Road safety means caring for all

Editorial, Normal

The National, Thursday February 27th, 2014

 IMAGINE if before getting on a motor vehicle everybody behaved like they are on an airplane, the number of road accidents will definitely be reduced. 

One would find, all passengers paying full attention to the pre-flight safety demonstrations, either conducted by the flight attendants or through a video presentation, instructing passengers to familiarise themselves with the safety cards before take-off.

From passengers to cargo, no other form of transportation is as scrutinised, investigated and monitored as commercial aviation.

And we share the same sentiments as the Minister for State Owned Enterprises, Ben Micah, during the launching of the road safety campaign last August that after many years of having vehicles, Papua New Guineans still do not know how to drive vehicles properly, we don’t know how to behave properly in a vehicle and we do not know how to use the road that is supposed to be for the vehicle 

It is all about attitude; most Papua New Guineans have an attitude problem. 

It is not only on the roads but almost everywhere – no respect for laws, public property and the list goes on.

Yes, we agree that vehicles make the distance short, but when one is drunk and behind the wheel, a person’s death some 50 years later, will be brought forward.

And most times, the unfortunate thing is not only does the driver die, other unfortunate people die as well, a mother or a young boy who is walking on the side of the road, causing grief for families. 

If you have a license, think back to your driving test. 

To pass the  driving test, the applicant must simply demonstrate a mastery of steering, breaking, signalling, a three-point turn and a parallel parking job behind a single parked vehicle. 

Pilots, on the other hand, go through rigorous training and certification processes. 

Plus, one must go to flight school and receive a license.

Most airline companies require pilots to attend at least two years of college. 

Unlike on the road, there is an intense screening process to determine those licensed to fly. 

The pilot will not take a flight unless he has been cleared and is positive the plane is safe to fly.  

We have the issue of overloading in PNG both for vehicles and boats.
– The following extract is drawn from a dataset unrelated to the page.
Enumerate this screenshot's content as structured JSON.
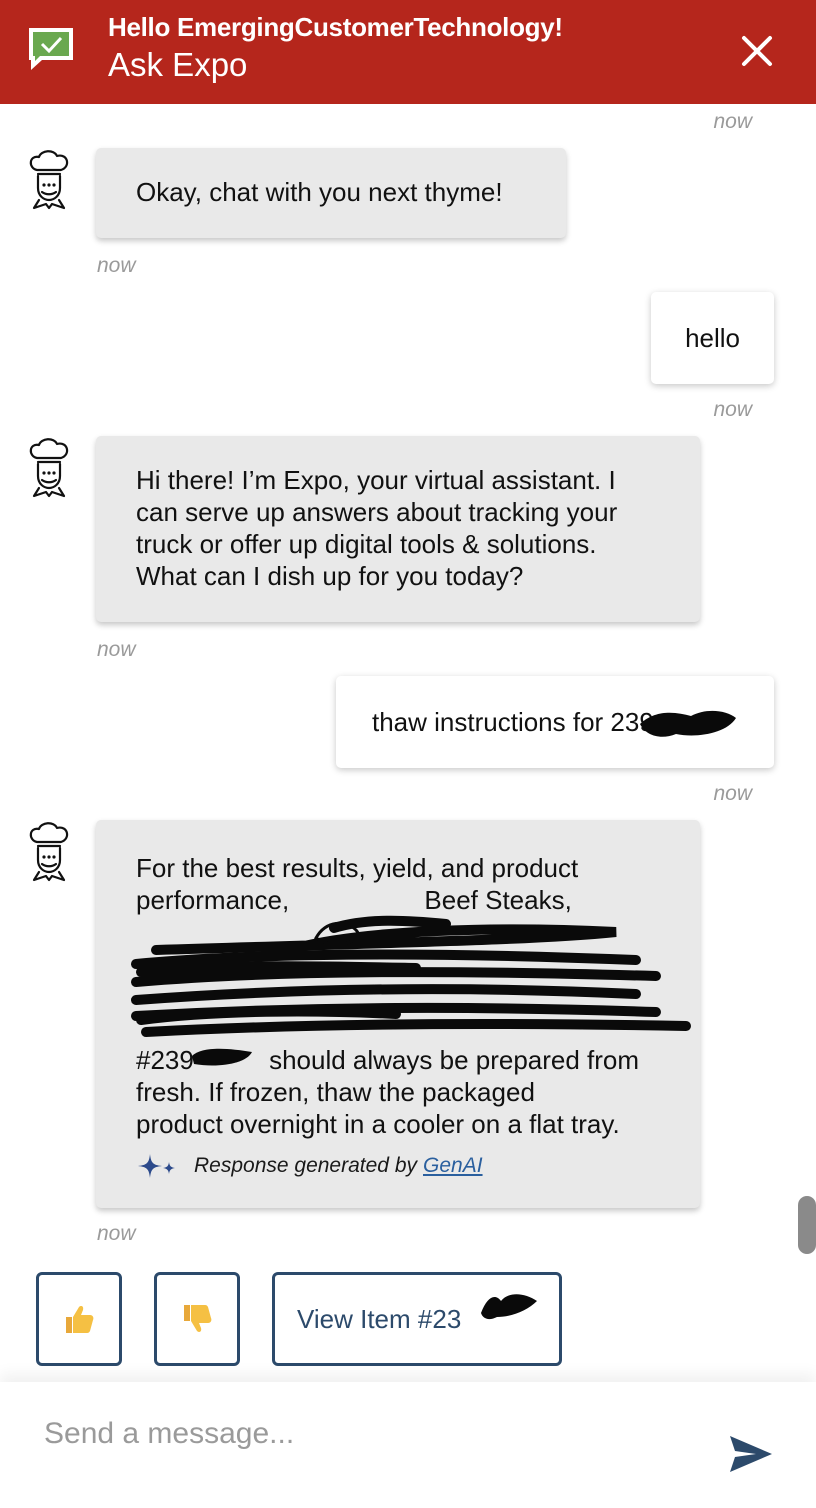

And not to forget, adhering to simple road rules makes one wonder how some of the drivers got their license?

Maybe the same intense screening should be applied to drivers and boat captains.

Many drivers are reckless because operating a motor vehicle feels so mundane. 

Errors such as multi-tasking, failing to wear a seat belt, talking on a mobile phone while driving or simply forgetting to use a blinker signal may result in deadly accidents. 

Laws are there however, they are only as good as the people obeying and those who are supposed to enforce them.

The roles of police, the Motor Vehicle Insurance Limited and National Road Safety Council are very important and by working together with everybody, committing ourselves to become respectful users of the road and respectful passengers on vehicles, we all can effectively reduce the number of unfortunate accidents that lead to death and suffering.

Road safety must be an important focus of our life and this message must now target the children. 

Authorities must go to the children in school, go to the churches, go to all organisations where there is mass base possibility to disseminate the same information to everyone. How about the concerned authorities go down the path of introducing speedometers and breathalysers? 

Send officers for training or bring in trainers to train the users so the process of using it to getting the correct reading and the charges are done according to the laws governing the use of it.

We have had the opportunity to watch Australian police officers stationed behind a road bend with the speedometers and the reaction of drivers who know they have exceeded the speed limit. The check is conducted by an officer with a partner and not a 10-seater full of officers.

Road safety is not about intimidation. It is about a society caring for the lives of all its people. One way of caring is for everyone to join in safety campaigns until it becomes second nature.